During 2007, LibQUAL+ is on track to be used to collect data from the 1,000,000th library user from the 1,000th institution! LibQUAL+ now has been used in the United States, Canada, Australia, New Zealand, the United Kingdom (England, Scotland, Wales), France, Ireland, the Netherlands, Switzerland, Germany, Denmark, Finland, Norway, Sweden, Egypt, the United Arab Emirates, and South Africa. A Chinese version is being implemented in Hong Kong in the Fall of 2007. Currently, the system supports 12 languages: Afrikaans, American English, British English, Chinese (Traditional), Danish, Dutch, Finnish, French (Canadian), French (European), German, Norwegian, and Swedish. The various editions of LibQUAL+ have been used over a period of eight years.







The LibQUAL+ developers have scrupulously documented their work within the refereed journal literature. In addition to presenting background information of the protocol, this academic documentation has also strengthened the credibility of LibQUAL+ data. More than 25 articles have been published by the developers on their development of the protocol. Also, several additional dozens of articles have been published by LibQUAL+ users at various libraries about how they have used the LibQUAL+ quantitative (e.g., 22 core items) and qualitative (i.e., user comments) data (e.g., the May, 2002 issue of Performance Measurement and Metrics, edited by Colleen Cook, and the Fall, 2004 issue of the Journal of Library Administration, edited by Fred Heath, Martha Kyrillidou and Consuella Askew) to improve library service quality.

Background on the development of the protocol can be found, among other locations, in:

  • Snyder, C. A. (2002). Measuring library service quality with a focus on the LibQUAL+™ project: An interview with Fred Heath. Library Administration & Management, 16, 4-7.
  • Cook, C., & Heath, F. (2000, August). The Association of Research Libraries LibQUAL+™ Project: An update. ARL Newsletter: A Bimonthly Report on Research Library Issues and Actions from ARL, CNI, and SPARC, 211, 12-14.
  • Cook, C., Heath, F., & Thompson, B. (2000, October). LibQUAL+™: One instrument in the New Measures toolbox. ARL Newsletter: A Bimonthly Report on Research Library Issues and Actions from ARL, CNI, and SPARC, 212, 4-7.

The grounding of the protocol within the qualitative interviews of users conducted by Fred Heath and Colleen Cook is documented, among various places, in:

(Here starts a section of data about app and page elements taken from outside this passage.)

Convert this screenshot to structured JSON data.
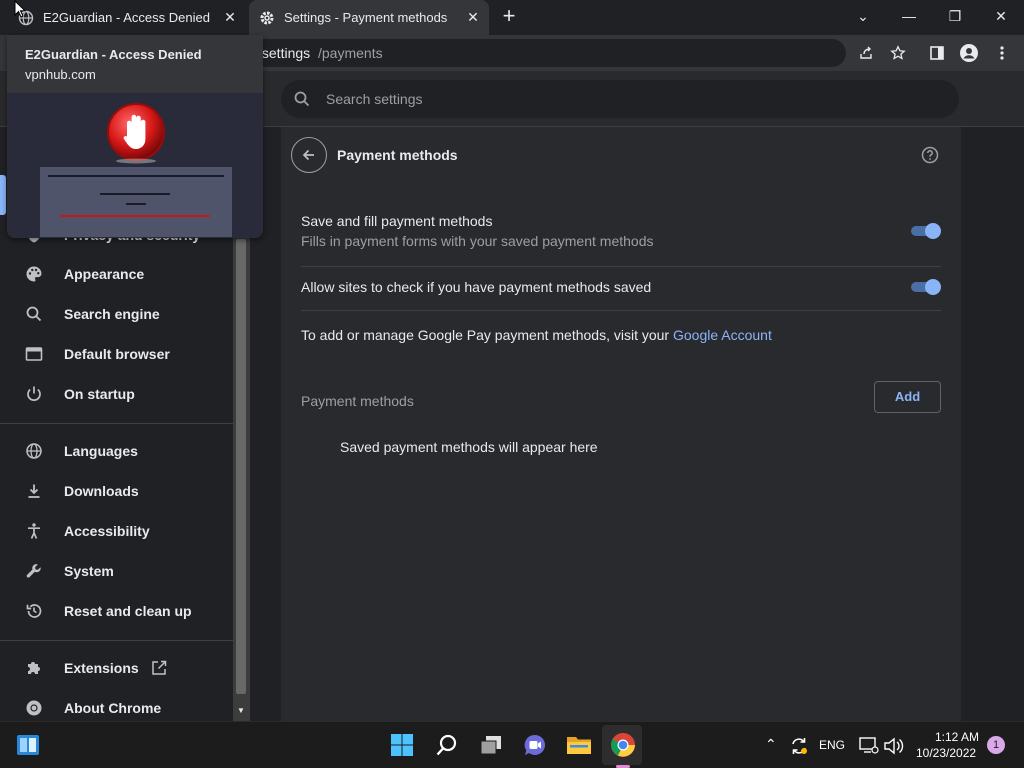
{
  "tabs": [
    {
      "title": "E2Guardian - Access Denied",
      "close": "✕"
    },
    {
      "title": "Settings - Payment methods",
      "close": "✕"
    }
  ],
  "newtab_label": "+",
  "window_controls": {
    "minimize": "—",
    "restore": "❐",
    "close": "✕",
    "tab_search": "⌄"
  },
  "omnibox": {
    "path_prefix": "/settings",
    "path_rest": "/payments"
  },
  "hover_card": {
    "title": "E2Guardian - Access Denied",
    "url": "vpnhub.com"
  },
  "search": {
    "placeholder": "Search settings"
  },
  "sidebar": {
    "items": [
      {
        "label": "Privacy and security",
        "icon": "shield-icon"
      },
      {
        "label": "Appearance",
        "icon": "palette-icon"
      },
      {
        "label": "Search engine",
        "icon": "search-icon"
      },
      {
        "label": "Default browser",
        "icon": "browser-icon"
      },
      {
        "label": "On startup",
        "icon": "power-icon"
      },
      {
        "label": "Languages",
        "icon": "globe-icon"
      },
      {
        "label": "Downloads",
        "icon": "download-icon"
      },
      {
        "label": "Accessibility",
        "icon": "accessibility-icon"
      },
      {
        "label": "System",
        "icon": "wrench-icon"
      },
      {
        "label": "Reset and clean up",
        "icon": "history-icon"
      },
      {
        "label": "Extensions",
        "icon": "puzzle-icon"
      },
      {
        "label": "About Chrome",
        "icon": "chrome-icon"
      }
    ]
  },
  "page": {
    "title": "Payment methods",
    "save_fill_title": "Save and fill payment methods",
    "save_fill_sub": "Fills in payment forms with your saved payment methods",
    "save_fill_on": true,
    "allow_sites_title": "Allow sites to check if you have payment methods saved",
    "allow_sites_on": true,
    "gpay_text": "To add or manage Google Pay payment methods, visit your",
    "gpay_link": "Google Account",
    "section_label": "Payment methods",
    "add_label": "Add",
    "empty_text": "Saved payment methods will appear here"
  },
  "taskbar": {
    "lang": "ENG",
    "time": "1:12 AM",
    "date": "10/23/2022",
    "notifications": "1"
  },
  "colors": {
    "accent": "#8ab4f8",
    "toggle_track": "#4a6fa5",
    "bg": "#202124",
    "card": "#292a2d"
  }
}
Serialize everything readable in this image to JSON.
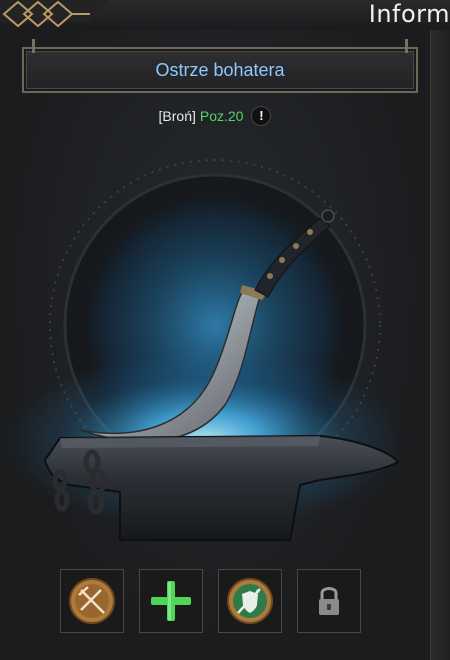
{
  "header": {
    "title": "Inform"
  },
  "item": {
    "name": "Ostrze bohatera",
    "type_label": "[Broń]",
    "level_label": "Poz.20",
    "info_badge": "!"
  },
  "icons": {
    "ornament": "diamond-knot-ornament",
    "weapon": "curved-blade-icon",
    "anvil": "anvil-icon",
    "slot_1": "crossed-weapons-icon",
    "slot_2": "plus-icon",
    "slot_3": "spear-shield-icon",
    "slot_4": "padlock-icon"
  },
  "colors": {
    "item_name": "#8ec8ff",
    "level": "#58d26b",
    "glow": "#3fb6ff",
    "plus": "#4fd65a",
    "medallion": "#b07a3c"
  }
}
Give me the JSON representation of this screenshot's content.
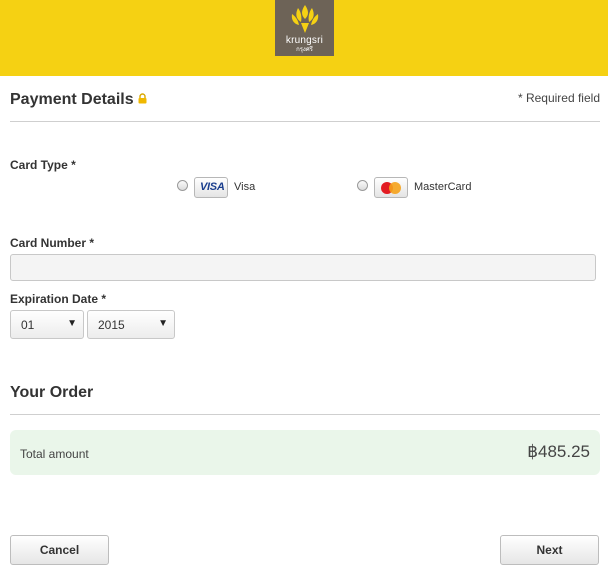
{
  "header": {
    "brand_name": "krungsri",
    "brand_subtitle": "กรุงศรี",
    "brand_color": "#f5d113",
    "logo_icon": "krungsri-logo-icon"
  },
  "payment": {
    "title": "Payment Details",
    "lock_icon": "lock-icon",
    "required_note": "* Required field",
    "card_type_label": "Card Type *",
    "card_options": [
      {
        "name": "Visa",
        "logo_text": "VISA",
        "selected": false
      },
      {
        "name": "MasterCard",
        "logo_text": "MasterCard",
        "selected": false
      }
    ],
    "card_number_label": "Card Number *",
    "card_number_value": "",
    "expiration_label": "Expiration Date *",
    "exp_month": "01",
    "exp_year": "2015"
  },
  "order": {
    "title": "Your Order",
    "total_label": "Total amount",
    "total_value": "฿485.25",
    "total_bg": "#eaf6ea"
  },
  "actions": {
    "cancel_label": "Cancel",
    "next_label": "Next"
  }
}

  • Cook, C., & Heath, F. (2001). Users' perceptions of library service quality: A "LibQUAL+™" qualitative study. Library Trends, 49, 548-584.
  • Cook, Carol Colleen. (2002). A mixed-methods approach to the identification and measurement of academic library service quality constructs: LibQUAL+&trade. (Doctoral dissertation, Texas A&M University, 2001). Dissertation Abstracts International, 62, 2295A. (University Microfilms No. AAT3020024)

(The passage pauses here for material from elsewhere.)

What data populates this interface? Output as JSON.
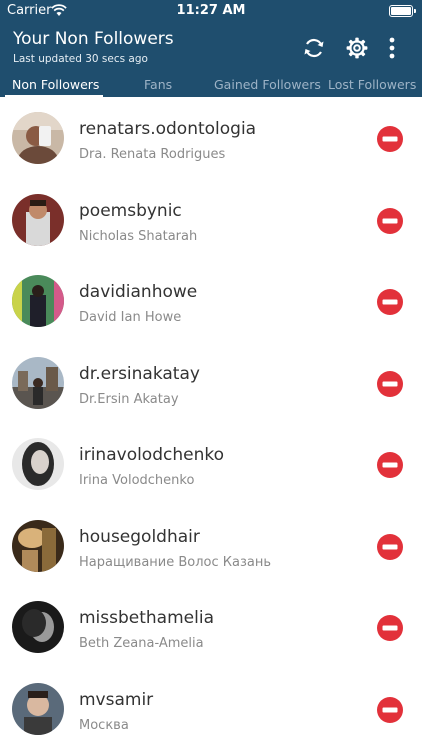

Illustrative examples of early documentation of the protocol's development and data trustworthiness include, in chronological order:

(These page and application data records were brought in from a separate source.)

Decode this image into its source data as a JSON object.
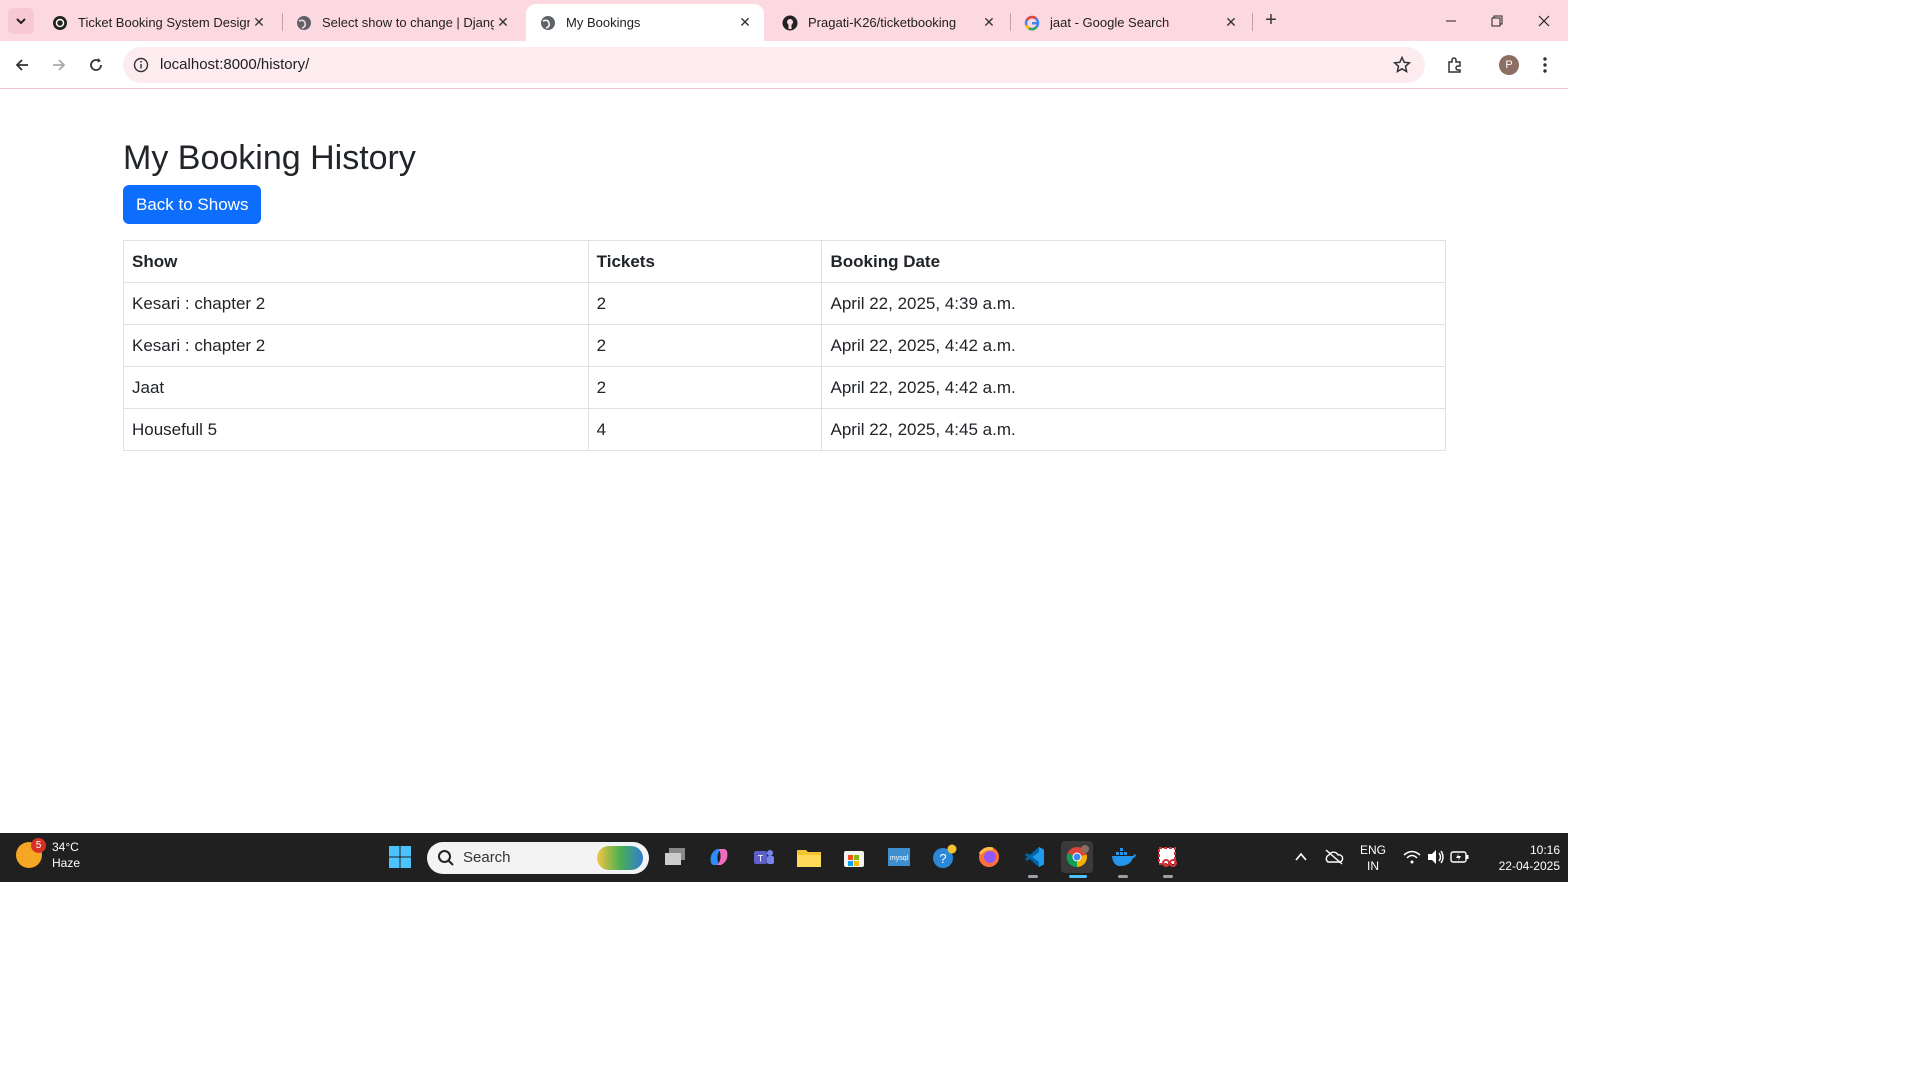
{
  "browser": {
    "tabs": [
      {
        "title": "Ticket Booking System Design",
        "icon": "openai-icon"
      },
      {
        "title": "Select show to change | Django",
        "icon": "globe-icon"
      },
      {
        "title": "My Bookings",
        "icon": "globe-icon",
        "active": true
      },
      {
        "title": "Pragati-K26/ticketbooking",
        "icon": "github-icon"
      },
      {
        "title": "jaat - Google Search",
        "icon": "google-icon"
      }
    ],
    "url": "localhost:8000/history/",
    "profile_initial": "P"
  },
  "page": {
    "title": "My Booking History",
    "back_button": "Back to Shows",
    "table": {
      "headers": [
        "Show",
        "Tickets",
        "Booking Date"
      ],
      "rows": [
        [
          "Kesari : chapter 2",
          "2",
          "April 22, 2025, 4:39 a.m."
        ],
        [
          "Kesari : chapter 2",
          "2",
          "April 22, 2025, 4:42 a.m."
        ],
        [
          "Jaat",
          "2",
          "April 22, 2025, 4:42 a.m."
        ],
        [
          "Housefull 5",
          "4",
          "April 22, 2025, 4:45 a.m."
        ]
      ]
    }
  },
  "taskbar": {
    "weather": {
      "temp": "34°C",
      "condition": "Haze",
      "badge": "5"
    },
    "search_label": "Search",
    "lang": {
      "line1": "ENG",
      "line2": "IN"
    },
    "clock": {
      "time": "10:16",
      "date": "22-04-2025"
    }
  },
  "colors": {
    "accent": "#0d6efd",
    "tabstrip": "#fcd8e1",
    "taskbar": "#202020"
  }
}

  • Thompson, B., Cook, C., & Heath, F. (2000). The LibQUAL+™ gap measurement model: The bad, the ugly, and the good of gap measurement. Performance Measurement and Metrics, 1, 165-178.
  • Cook, C., Heath, F., Thompson, B., & Thompson, R.L. (2001). LibQUAL+™: Service quality assessment in research libraries. IFLA Journal, 4, 264-268.
  • Cook, C., Heath, F., Thompson, B., & Thompson, R.L. (2001). The search for new measures: The ARL "LibQUAL+™" study--a preliminary report. portal: Libraries and the Academy, 1, 103-112.
  • Thompson, B., Cook, C., & Heath, F. (2001). How many dimensions does it take to measure users' perceptions of libraries?: A "LibQUAL+™" study. portal: Libraries and the Academy, 1, 129-138.
  • Cook, C., & Thompson, B. (2001). Psychometric properties of scores from the Web-based LibQUAL+™ study of perceptions of library service quality. Library Trends, 49, 585-604.
  • Cook, C., Heath, F., & Thompson, B. (2001). Users' hierarchical perspectives on library service quality: A "LibQUAL+™" study. College and Research Libraries, 62, 147-153.
  • Cook, C., Heath, F., Thompson, R.L. & Thompson, B. (2001). Score reliability in Web- or Internet-based surveys: Unnumbered graphic rating scales versus Likert-type scales. Educational and Psychological Measurement, 61, 697-706.